───── Provided information ─────

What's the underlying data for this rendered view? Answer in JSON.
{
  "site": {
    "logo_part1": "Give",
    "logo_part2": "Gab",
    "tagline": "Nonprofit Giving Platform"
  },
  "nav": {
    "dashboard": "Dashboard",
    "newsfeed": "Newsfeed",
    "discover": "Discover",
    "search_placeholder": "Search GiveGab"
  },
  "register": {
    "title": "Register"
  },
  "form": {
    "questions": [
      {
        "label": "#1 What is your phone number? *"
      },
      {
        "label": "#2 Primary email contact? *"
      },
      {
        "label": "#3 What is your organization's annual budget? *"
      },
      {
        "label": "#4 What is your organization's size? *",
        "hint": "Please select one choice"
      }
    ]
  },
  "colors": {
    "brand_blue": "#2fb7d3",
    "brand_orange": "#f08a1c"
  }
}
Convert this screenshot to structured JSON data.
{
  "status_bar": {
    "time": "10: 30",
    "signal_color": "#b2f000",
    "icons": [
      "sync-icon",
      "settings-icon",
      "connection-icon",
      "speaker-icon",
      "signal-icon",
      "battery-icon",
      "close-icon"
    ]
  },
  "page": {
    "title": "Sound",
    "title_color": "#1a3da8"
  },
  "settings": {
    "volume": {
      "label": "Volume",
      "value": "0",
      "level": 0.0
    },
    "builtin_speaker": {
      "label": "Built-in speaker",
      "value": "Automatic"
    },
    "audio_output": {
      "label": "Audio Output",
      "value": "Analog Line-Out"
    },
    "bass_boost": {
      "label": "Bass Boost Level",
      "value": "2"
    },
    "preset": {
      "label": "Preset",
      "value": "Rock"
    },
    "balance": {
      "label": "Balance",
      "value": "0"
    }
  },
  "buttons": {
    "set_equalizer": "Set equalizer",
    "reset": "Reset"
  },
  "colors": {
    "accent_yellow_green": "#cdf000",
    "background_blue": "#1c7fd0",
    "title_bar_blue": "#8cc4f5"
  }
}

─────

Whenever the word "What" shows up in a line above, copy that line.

→ **Written response**
What's the underlying data for this rendered view? Answer in JSON.
        "label": "#1 What is your phone number? *"
        "label": "#3 What is your organization's annual budget? *"
        "label": "#4 What is your organization's size? *",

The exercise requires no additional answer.